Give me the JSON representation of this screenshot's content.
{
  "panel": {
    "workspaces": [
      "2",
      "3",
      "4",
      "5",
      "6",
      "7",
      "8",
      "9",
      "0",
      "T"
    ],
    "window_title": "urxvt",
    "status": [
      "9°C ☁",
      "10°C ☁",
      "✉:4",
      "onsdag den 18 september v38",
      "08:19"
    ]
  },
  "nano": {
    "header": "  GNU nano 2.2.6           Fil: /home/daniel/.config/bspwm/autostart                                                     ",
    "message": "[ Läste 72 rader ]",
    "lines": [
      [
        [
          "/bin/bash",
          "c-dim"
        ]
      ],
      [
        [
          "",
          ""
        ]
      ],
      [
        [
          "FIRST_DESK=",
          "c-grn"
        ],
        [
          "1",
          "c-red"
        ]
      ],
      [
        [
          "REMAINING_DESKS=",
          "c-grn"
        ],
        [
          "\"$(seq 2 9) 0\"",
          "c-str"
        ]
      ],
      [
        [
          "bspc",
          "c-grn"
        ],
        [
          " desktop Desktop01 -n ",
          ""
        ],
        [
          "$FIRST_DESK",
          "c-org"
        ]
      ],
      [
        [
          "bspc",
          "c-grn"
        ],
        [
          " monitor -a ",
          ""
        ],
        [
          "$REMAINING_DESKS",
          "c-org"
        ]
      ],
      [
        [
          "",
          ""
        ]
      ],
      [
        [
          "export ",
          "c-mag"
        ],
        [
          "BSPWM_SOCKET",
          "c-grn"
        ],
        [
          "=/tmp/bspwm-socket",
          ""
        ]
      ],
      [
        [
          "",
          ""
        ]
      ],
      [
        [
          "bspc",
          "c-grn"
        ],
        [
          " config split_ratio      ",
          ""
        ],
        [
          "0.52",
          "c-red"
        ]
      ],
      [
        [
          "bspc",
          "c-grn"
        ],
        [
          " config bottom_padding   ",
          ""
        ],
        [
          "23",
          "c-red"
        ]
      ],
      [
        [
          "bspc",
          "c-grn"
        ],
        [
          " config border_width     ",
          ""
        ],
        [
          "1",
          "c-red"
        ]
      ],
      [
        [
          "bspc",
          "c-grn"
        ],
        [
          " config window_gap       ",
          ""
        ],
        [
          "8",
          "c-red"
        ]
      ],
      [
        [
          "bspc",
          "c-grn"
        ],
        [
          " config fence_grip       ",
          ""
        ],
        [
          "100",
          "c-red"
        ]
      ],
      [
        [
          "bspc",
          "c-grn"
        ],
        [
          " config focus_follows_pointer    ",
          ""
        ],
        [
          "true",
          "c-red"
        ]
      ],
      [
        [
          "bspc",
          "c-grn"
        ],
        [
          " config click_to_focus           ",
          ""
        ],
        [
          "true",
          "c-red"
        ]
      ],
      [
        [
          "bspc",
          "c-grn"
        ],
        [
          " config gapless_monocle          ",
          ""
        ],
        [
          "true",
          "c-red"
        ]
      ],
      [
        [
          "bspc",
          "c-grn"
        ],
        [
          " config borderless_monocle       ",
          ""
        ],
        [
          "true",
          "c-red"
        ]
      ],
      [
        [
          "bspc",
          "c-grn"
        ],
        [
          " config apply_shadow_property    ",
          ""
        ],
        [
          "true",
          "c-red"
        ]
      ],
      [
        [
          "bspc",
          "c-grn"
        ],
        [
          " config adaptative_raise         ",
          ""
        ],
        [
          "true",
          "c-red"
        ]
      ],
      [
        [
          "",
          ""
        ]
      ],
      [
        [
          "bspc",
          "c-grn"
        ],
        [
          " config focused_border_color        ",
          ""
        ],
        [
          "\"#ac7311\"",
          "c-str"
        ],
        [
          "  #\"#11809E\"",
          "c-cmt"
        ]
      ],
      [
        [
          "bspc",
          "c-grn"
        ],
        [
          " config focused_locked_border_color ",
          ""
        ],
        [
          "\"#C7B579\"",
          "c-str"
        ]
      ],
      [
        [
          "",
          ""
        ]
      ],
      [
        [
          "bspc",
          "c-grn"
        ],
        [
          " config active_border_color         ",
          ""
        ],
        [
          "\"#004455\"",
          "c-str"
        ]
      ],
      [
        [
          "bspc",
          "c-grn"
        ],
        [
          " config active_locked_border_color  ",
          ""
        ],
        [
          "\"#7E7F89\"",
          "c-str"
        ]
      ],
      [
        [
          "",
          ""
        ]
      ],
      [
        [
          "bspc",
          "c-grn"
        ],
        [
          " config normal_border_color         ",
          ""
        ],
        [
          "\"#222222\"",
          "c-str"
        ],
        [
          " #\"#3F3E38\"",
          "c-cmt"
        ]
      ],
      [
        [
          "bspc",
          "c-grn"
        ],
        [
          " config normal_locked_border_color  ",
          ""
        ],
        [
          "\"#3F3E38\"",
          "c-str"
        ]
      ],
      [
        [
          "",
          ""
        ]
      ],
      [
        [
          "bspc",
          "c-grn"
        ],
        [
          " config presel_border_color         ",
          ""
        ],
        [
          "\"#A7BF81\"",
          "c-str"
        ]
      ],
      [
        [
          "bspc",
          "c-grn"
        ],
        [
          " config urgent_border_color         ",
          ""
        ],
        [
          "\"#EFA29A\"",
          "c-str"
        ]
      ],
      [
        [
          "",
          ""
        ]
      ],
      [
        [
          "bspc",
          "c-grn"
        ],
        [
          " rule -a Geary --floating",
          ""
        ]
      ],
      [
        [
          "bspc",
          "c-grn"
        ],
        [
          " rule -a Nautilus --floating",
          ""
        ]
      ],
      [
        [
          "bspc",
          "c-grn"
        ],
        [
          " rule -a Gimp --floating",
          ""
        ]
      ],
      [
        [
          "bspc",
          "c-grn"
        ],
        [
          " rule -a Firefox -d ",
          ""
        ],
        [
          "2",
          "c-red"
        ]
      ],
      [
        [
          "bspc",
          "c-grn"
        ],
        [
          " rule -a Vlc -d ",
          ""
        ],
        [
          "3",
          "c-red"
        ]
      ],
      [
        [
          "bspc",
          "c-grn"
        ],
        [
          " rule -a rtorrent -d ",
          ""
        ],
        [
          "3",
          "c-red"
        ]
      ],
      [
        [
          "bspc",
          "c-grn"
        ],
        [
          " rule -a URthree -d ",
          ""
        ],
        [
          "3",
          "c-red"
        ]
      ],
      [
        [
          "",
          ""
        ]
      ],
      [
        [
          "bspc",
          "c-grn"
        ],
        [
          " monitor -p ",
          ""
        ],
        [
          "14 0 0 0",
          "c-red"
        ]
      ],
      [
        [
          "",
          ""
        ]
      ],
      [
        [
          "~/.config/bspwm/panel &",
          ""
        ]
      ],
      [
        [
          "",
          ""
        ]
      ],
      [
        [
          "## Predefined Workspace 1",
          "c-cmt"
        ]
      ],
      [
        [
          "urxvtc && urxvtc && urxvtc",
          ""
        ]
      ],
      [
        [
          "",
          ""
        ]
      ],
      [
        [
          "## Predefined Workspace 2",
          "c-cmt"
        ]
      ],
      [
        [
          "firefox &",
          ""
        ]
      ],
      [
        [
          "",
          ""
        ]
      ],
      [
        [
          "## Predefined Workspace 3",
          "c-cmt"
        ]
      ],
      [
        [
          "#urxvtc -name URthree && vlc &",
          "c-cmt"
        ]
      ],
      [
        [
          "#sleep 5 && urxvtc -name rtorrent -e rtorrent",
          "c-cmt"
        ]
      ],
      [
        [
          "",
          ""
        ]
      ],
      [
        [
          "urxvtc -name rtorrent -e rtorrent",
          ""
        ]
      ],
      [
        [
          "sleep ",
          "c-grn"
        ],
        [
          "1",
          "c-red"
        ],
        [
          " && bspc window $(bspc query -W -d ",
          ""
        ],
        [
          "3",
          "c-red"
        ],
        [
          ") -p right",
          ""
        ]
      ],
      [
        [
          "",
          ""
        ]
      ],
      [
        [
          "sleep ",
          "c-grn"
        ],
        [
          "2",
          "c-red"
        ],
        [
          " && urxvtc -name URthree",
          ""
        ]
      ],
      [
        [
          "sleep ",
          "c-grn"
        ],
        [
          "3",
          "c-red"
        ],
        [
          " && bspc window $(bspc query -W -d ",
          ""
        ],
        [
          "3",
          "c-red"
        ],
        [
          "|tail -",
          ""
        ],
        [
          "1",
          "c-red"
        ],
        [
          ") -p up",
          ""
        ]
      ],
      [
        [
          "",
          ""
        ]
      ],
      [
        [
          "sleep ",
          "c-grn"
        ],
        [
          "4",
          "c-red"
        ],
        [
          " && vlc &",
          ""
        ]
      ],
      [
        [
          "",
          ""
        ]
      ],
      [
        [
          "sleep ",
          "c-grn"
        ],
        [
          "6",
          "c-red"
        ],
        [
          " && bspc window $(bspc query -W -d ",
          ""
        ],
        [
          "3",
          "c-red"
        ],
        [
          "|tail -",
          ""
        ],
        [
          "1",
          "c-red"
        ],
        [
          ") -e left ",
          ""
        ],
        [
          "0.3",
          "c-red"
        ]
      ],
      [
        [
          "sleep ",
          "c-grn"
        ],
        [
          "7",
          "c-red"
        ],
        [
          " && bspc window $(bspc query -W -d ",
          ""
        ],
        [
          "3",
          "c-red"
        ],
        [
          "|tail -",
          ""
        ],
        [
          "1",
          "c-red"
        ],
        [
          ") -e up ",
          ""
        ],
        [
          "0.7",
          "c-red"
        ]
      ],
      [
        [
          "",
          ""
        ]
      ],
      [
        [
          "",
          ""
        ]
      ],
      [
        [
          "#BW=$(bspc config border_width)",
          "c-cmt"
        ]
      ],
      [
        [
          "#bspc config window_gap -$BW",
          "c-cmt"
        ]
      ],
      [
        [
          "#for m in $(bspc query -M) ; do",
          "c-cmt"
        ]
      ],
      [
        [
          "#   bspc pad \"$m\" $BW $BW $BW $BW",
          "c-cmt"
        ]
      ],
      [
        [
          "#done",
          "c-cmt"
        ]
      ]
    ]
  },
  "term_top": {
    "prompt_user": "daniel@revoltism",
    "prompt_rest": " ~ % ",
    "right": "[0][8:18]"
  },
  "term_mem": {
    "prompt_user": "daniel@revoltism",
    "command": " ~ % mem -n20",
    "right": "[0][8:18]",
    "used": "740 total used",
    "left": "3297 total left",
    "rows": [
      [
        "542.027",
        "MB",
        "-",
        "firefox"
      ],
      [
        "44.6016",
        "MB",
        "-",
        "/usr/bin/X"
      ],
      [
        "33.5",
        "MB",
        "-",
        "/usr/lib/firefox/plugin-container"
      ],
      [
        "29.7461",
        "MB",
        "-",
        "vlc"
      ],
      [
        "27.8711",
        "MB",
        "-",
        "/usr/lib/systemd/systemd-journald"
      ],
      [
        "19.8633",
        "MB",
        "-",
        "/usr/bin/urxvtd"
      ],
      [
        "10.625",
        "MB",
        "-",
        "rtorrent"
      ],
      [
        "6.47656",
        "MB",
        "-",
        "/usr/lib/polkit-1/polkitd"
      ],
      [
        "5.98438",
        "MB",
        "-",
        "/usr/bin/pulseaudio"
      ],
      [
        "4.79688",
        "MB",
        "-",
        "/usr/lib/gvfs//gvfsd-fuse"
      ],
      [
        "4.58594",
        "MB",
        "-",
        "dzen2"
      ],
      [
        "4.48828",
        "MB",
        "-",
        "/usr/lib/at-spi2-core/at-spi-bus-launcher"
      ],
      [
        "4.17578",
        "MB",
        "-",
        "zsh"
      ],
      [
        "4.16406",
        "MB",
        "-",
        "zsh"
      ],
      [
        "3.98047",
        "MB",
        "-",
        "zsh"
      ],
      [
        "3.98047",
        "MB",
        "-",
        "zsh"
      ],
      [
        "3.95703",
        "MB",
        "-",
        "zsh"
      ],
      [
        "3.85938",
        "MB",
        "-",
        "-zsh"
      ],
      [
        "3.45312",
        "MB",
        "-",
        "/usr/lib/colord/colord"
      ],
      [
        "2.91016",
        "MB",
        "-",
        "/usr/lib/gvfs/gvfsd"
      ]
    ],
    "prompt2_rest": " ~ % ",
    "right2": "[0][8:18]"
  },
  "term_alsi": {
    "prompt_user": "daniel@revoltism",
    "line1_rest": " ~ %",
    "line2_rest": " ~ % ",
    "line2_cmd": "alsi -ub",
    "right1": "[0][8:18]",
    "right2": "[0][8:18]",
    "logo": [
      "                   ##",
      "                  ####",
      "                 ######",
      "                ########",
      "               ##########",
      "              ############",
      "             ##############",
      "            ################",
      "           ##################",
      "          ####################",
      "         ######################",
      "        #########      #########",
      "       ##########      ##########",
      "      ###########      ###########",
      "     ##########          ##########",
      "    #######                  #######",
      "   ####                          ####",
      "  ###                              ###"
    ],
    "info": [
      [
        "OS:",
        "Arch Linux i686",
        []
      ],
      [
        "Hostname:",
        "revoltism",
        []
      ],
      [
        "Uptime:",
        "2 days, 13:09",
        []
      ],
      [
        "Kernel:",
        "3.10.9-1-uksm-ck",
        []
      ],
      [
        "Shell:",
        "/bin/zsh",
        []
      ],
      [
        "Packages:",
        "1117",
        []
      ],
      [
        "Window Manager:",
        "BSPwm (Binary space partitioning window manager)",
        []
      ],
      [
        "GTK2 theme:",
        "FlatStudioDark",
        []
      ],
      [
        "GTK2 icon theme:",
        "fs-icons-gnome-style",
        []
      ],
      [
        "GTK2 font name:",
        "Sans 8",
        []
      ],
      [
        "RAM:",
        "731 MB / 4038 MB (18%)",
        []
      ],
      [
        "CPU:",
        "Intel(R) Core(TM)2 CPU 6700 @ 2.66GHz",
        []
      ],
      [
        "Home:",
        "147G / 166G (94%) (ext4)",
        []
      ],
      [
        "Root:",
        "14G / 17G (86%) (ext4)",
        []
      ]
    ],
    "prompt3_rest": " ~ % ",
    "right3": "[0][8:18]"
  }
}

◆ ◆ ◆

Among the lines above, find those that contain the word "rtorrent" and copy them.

          " rule -a rtorrent -d ",
          "#sleep 5 && urxvtc -name rtorrent -e rtorrent",
          "urxvtc -name rtorrent -e rtorrent",
        "rtorrent"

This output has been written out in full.